Since the last independence referendum in 2014, we have witnessed a generational shift in the UK political landscape.
Despite being promised that a No vote would secure our EU membership, we have been dragged out of Europe against our will with a hard Tory Brexit.
We have suffered many more years of cruel Tory austerity and policies like the rape clause and the bedroom tax.
Scotland has suffered in spite of having voted against the Tories in successive general elections in 2015, 2017 and 2019.
It is clear that we are not in control of our future for as long as we remain shackled to Westminster.
If you voted No in 2014, ask yourself if you would do so again if you were able to travel back in time, knowing everything you know now.
Isn't it time that we start planning for a new Scotland, one free of Westminster lies, deceit and corruption?
🌍 For countries of Scotland's size, independence works.— Yes (@YesScot) June 14, 2022
🏴 With the powers of independence, they built happier, fairer and wealthier societies than the UK - so #WhyNotScotland?
🗳️ That better country is within our grasp, but only you can make it happen. https://t.co/bkLETLnJTB pic.twitter.com/jxC7GIxbUJ
These papers from the Scottish Government aim to do just that, giving the people of Scotland the information they need to make an informed choice about Scotland's future.
The first paper is titled ‘Independence in the modern world.
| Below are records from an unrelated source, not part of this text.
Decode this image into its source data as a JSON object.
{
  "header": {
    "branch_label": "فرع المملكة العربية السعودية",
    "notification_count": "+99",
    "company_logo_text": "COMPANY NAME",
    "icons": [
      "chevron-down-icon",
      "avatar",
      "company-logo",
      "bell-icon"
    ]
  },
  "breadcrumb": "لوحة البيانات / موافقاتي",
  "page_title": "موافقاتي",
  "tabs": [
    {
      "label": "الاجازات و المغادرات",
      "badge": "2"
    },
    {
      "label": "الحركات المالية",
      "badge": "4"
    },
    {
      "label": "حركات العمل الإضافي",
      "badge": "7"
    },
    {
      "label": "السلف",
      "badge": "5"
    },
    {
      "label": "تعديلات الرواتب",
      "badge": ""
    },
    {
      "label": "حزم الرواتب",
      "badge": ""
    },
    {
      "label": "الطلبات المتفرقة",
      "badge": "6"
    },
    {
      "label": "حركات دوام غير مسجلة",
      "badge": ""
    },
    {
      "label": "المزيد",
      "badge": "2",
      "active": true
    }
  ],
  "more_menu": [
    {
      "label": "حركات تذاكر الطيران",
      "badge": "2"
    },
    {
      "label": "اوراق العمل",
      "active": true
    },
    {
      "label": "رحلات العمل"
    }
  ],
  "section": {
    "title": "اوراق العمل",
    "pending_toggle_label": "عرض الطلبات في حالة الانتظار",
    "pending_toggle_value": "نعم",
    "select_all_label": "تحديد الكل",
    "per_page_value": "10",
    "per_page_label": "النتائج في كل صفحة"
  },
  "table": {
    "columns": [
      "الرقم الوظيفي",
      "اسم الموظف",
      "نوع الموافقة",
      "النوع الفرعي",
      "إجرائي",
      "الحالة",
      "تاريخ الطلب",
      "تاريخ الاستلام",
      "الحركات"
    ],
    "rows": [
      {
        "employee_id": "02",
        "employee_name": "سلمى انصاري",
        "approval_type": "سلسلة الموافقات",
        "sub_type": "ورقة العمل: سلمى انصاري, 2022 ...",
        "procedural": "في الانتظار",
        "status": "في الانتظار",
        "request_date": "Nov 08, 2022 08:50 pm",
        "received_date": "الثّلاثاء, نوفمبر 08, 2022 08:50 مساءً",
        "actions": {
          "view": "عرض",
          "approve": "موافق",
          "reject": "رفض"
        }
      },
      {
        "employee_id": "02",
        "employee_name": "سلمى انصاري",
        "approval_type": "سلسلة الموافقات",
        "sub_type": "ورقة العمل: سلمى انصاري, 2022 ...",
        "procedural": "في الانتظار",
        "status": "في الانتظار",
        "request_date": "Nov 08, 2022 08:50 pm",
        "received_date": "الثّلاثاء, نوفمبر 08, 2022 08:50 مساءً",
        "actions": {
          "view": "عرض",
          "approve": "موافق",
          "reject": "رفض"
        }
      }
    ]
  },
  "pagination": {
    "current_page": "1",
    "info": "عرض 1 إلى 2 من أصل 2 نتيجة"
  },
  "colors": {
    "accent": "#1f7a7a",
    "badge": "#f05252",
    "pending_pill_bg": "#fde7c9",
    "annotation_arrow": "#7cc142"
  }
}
Wealthier, happier, fairer: why not Scotland?' And sets out a detailed analysis of the UK’s performance across a range of economic and social indicators relative to that of ten European countries.
The paper presents 10 key facts, backed up with indisputable evidence:
Why can we not aspire to being a successful independent country which prioritises the wellbeing of its citizens instead of lining the pockets of Tory party donors?
The status quo of Scotland staying part of the UK no longer offers stability and continuity.
Scotland is well-positioned to learn from the experience of other nations and now is the time to start exploring how we can seize the opportunities of independence to improve our economic, social and environmental outcomes significantly.
Countries of a similar size as Scotland are achieving better outcomes than Scotland is able to achieve as part of the UK.
So why not Scotland?
You can access the full paper in multiple formats and translations on the Scottish Government's website.